It’s also important to note that the effects of plant-based milk on inflammation can vary among individuals, as responses can be influenced by factors such as genetic makeup, overall diet, and lifestyle habits. Therefore, plant-based milks should be considered as part of a holistic approach to a healthy lifestyle.
For instance, those with a nut allergy would avoid almond and cashew milk, while those seeking high protein might opt for soy or oat milk. People with specific dietary goals should consider the nutritional content of each milk alternative.
In a similar vein, weight watchers might prefer low-calorie options like almond milk, while athletes might choose protein-rich soy milk.
Balancing Plant Milk Consumption with a Healthy Lifestyle
While plant-based milks can offer an array of health benefits and cater to various dietary needs, they should be consumed as part of a balanced diet. Most plant milks are low in protein compared to cow’s milk, so it’s essential to get sufficient protein from other sources.
Additionally, many plant milks are fortified with vitamins and minerals, which can be beneficial but should not be the sole source of these nutrients. As with any food, it’s also crucial to be mindful of portion sizes and added sugars, which can be high in some commercial plant milks.
It’s also important to consider the environmental impact of your choice. For instance, almond milk production is water-intensive, while oat milk typically has a lower environmental footprint.

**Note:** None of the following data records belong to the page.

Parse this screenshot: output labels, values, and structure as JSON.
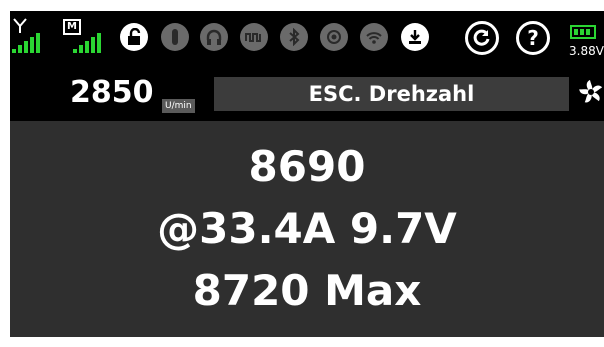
{
  "status": {
    "tx_icon": "antenna-icon",
    "rx_icon": "model-receiver-icon",
    "rx_label": "M",
    "icons": [
      {
        "name": "unlock-icon",
        "active": true
      },
      {
        "name": "stick-icon",
        "active": false
      },
      {
        "name": "headphones-icon",
        "active": false
      },
      {
        "name": "pulse-wave-icon",
        "active": false
      },
      {
        "name": "bluetooth-icon",
        "active": false
      },
      {
        "name": "target-icon",
        "active": false
      },
      {
        "name": "wifi-icon",
        "active": false
      },
      {
        "name": "download-icon",
        "active": true
      }
    ],
    "refresh_icon": "refresh-icon",
    "help_label": "?",
    "battery_voltage": "3.88V",
    "colors": {
      "signal": "#2bd633",
      "active_icon": "#ffffff",
      "inactive_icon": "#6a6a6a"
    }
  },
  "header": {
    "value": "2850",
    "unit": "U/min",
    "title": "ESC. Drehzahl",
    "fan_icon": "fan-icon"
  },
  "main": {
    "line1": "8690",
    "line2": "@33.4A 9.7V",
    "line3": "8720 Max"
  }
}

Every choice comes with trade-offs, and individuals need to balance health, taste, and environmental considerations when selecting their optimal plant milk.
In conclusion, the diverse range of plant milks available today offers consumers a fantastic opportunity to find an option that suits their dietary needs, lifestyle, and taste preferences. As part of a balanced diet and a conscious lifestyle, plant milks can be a healthy and satisfying alternative to dairy milk.
However, remember to consult with a healthcare professional or a dietitian when making significant changes to your diet to ensure all your nutritional needs are being met.